The Carlisle Mosquito Online

Friday, November 30, 2007


CCHS revives the Marx Brothers with Animal Crackers

Groucho, Harpo, Chico, Zeppo and Gummo: did you know there were five of them? The
Sean Dwyer and Kailey Prior show how much fun it is to dance "The Long Island Low-Down."
legendary Marx Brothers comedy team began their careers in show business in the early years of the 20th century, appearing as musicians and in vaudeville theaters, rose to stardom on Broadway and then to superstardom in a series of films now considered classic. Animal Crackers, starring Groucho, Harpo, Chico and Zeppo, (Gummo had already left the act to serve in World War I and did not return to the stage) was the brothers' third Broadway show. It opened on October 23, 1928, and was made into a film released in 1930. I wonder how many of us have actually seen it.

CCHS Drama Director George Kendall wondered that too.

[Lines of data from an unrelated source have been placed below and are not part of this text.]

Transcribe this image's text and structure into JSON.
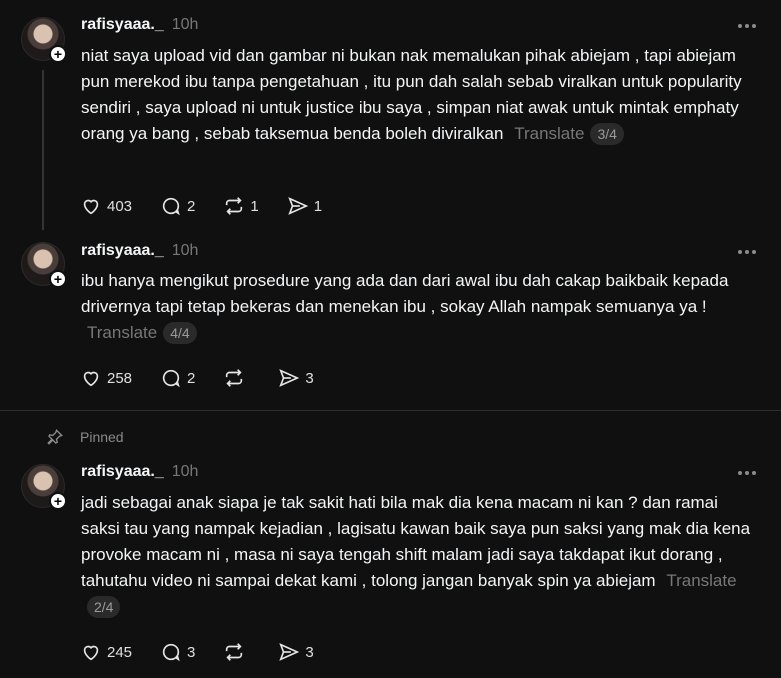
{
  "posts": [
    {
      "username": "rafisyaaa._",
      "time": "10h",
      "text": "niat saya upload vid dan gambar ni bukan nak memalukan pihak abiejam , tapi abiejam pun merekod ibu tanpa pengetahuan , itu pun dah salah sebab viralkan untuk popularity sendiri , saya upload ni untuk justice ibu saya , simpan niat awak untuk mintak emphaty orang ya bang , sebab taksemua benda boleh diviralkan",
      "translate": "Translate",
      "page": "3/4",
      "likes": "403",
      "replies": "2",
      "reposts": "1",
      "shares": "1"
    },
    {
      "username": "rafisyaaa._",
      "time": "10h",
      "text": "ibu hanya mengikut prosedure yang ada dan dari awal ibu dah cakap baikbaik kepada drivernya tapi tetap bekeras dan menekan ibu , sokay Allah nampak semuanya ya !",
      "translate": "Translate",
      "page": "4/4",
      "likes": "258",
      "replies": "2",
      "reposts": "",
      "shares": "3"
    },
    {
      "username": "rafisyaaa._",
      "time": "10h",
      "text": "jadi sebagai anak siapa je tak sakit hati bila mak dia kena macam ni kan ? dan ramai saksi tau yang nampak kejadian , lagisatu kawan baik saya pun saksi yang mak dia kena provoke macam ni , masa ni saya tengah shift malam jadi saya takdapat ikut dorang , tahutahu video ni sampai dekat kami , tolong jangan banyak spin ya abiejam",
      "translate": "Translate",
      "page": "2/4",
      "likes": "245",
      "replies": "3",
      "reposts": "",
      "shares": "3"
    }
  ],
  "pinned_label": "Pinned",
  "icons": {
    "like": "heart-icon",
    "reply": "comment-icon",
    "repost": "repost-icon",
    "share": "share-icon",
    "more": "more-icon",
    "pin": "pin-icon",
    "follow": "plus-icon"
  }
}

He told me that only two of the students involved with Animal Crackers, opening tonight in the CCHS auditorium at 7:30 p.m., had even heard of the Marx Brothers — not so surprising when you think about it. Like Abbott and Costello, whose famous "Who's on first?" routine has pretty much outlived the original artists, the Marx Brothers themselves have faded from our consciousness even as their distinctive mannerisms and physical comedy, one-liners and routines have become part of our culture. CCHS students, however, now know the origins of all that comedic brilliance. In an over-the-top one-liner almost worthy of the brothers themselves, Kendall gleefully announced, "Now I know I've done my duty as an educator!"

Animal Crackers plays here and in Scotland

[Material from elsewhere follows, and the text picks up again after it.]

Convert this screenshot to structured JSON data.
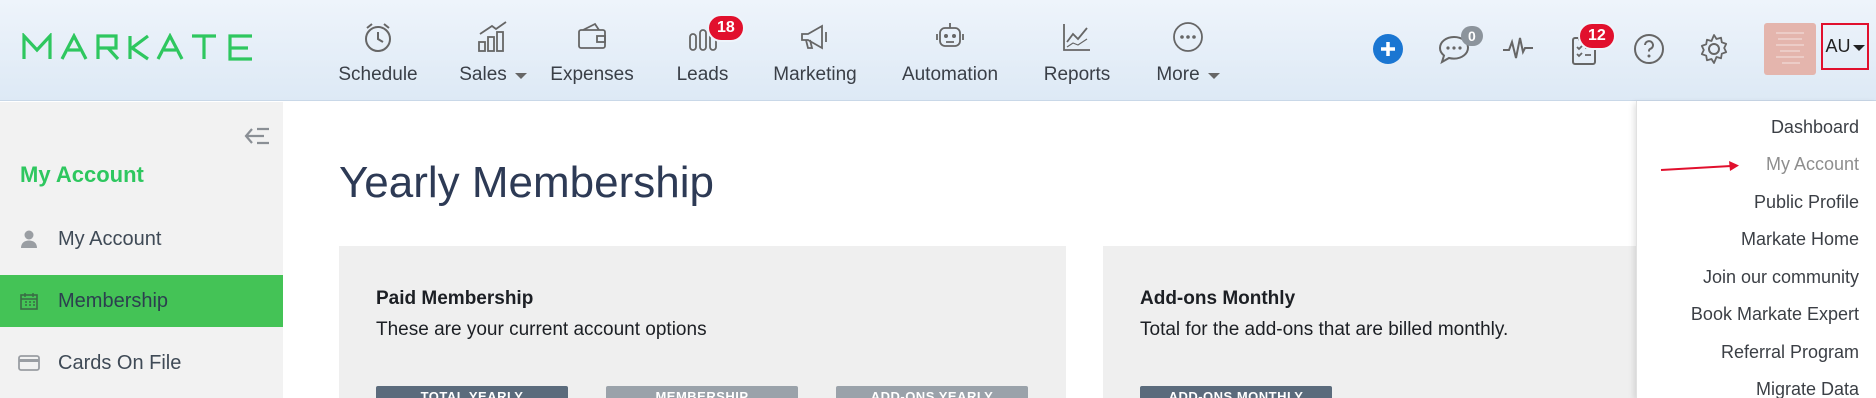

Kendall chose Animal Crackers because "the Marx Brothers' humor is universal." It is a shrewd choice, certainly, not only for performance here, but also in the upcoming Edinburgh Fringe Festival. To accommodate as many students as possible as well as travel plans, some roles have been double-cast, so audiences here will have a chance to see both casts perform: the U.S. cast will perform on Friday and Saturday, and the Edinburgh-bound cast on Sunday.

The show's wisecracking dialogue and exaggerated physical comedy are reminiscent not only of American vaudeville theater, but also of British music hall comedy and pantomime ("panto"), and should play very well in the U.K. As I watched a rehearsal on Tuesday afternoon, I heard students in the audience seats around me laughing heartily and proving that Animal Crackers is delighting a new generation here in the U.S. as well.

Carlisle students in leadership positions

Animal Crackers has a ridiculously complicated and farcical plot involving the theft of several pieces of art, some genuine and some fake, as well as several romances. As in most Marx

Amanda Caddell is the "Dream Dancer" in a specialty number in Act II of Animal Crackers.

Brothers work, the plot is really a vehicle for their particular brand of comedic set pieces. Action is breathless and dialogue is rapid-fire. The music is lively and very much of the period of the late 1920s. The character Wally Winston (played by Mark Nimar), for example, is a journalist who speaks mainly in alliterative headlines. Nimar's impressive Broadway belt gives life and energy to songs like "The Long Island Low-Down." That particular number is also an ensemble dance, and its choreography, by Carlisle's Lisa Yanofsky, is bouncy, peppy and tight.

Owen Callahan, a senior from Carlisle, is the pit orchestra conductor and a pit player for Animal Crackers. The seven-person orchestra, most of whom are doubling intstruments, can turn out anything from broad, trombone-heavy comedic schtick music to lively Charlestons and delightfully cheesy ballads with élan. They are nested right in the center of the massive set, between two curved staircases and in full view of the audience, just as if they were hired to play for a society ball.

Carlislean Eric Johnson is responsible for heading the crew that has executed this impressive set on the CCHS stage. Lighting is complicated, varying speedily from large full-stage washes to pin spots and specials in an array of compositions and colors.

Carlisleans onstage

Carlisle students have taken on leadership positions in the technical and production tasks, and others appear onstage as singers, actors and dancers. Danielle Judson, formerly of Carlisle, plays the role of Mary Stewart. Sean Dwyer appears as the butler, Hives. Amanda Caddell solos as the "Dream Dancer," while her sister Val joins fellow Carlislean Phil Dumka as onstage domestic staff. Phil's sister Rachel is in the ensemble along with Kaytie Innamorati.

The show's comedy is infectious: giggles and belly laughs circle around the auditorium, and it is a delight to see an "old chestnut," long recognized as one of the roots of American comedy, dusted off with such affection and merriment by the talented cast and crews. Tickets are $15/adults, $10/senior citizens and are available at the door. Shows are tonight and tomorrow at 7:30 p.m. and Sunday at 2:30 p.m. Be sure to see Animal Crackers this weekend: everybody needs a good laugh.

2007 The Carlisle Mosquito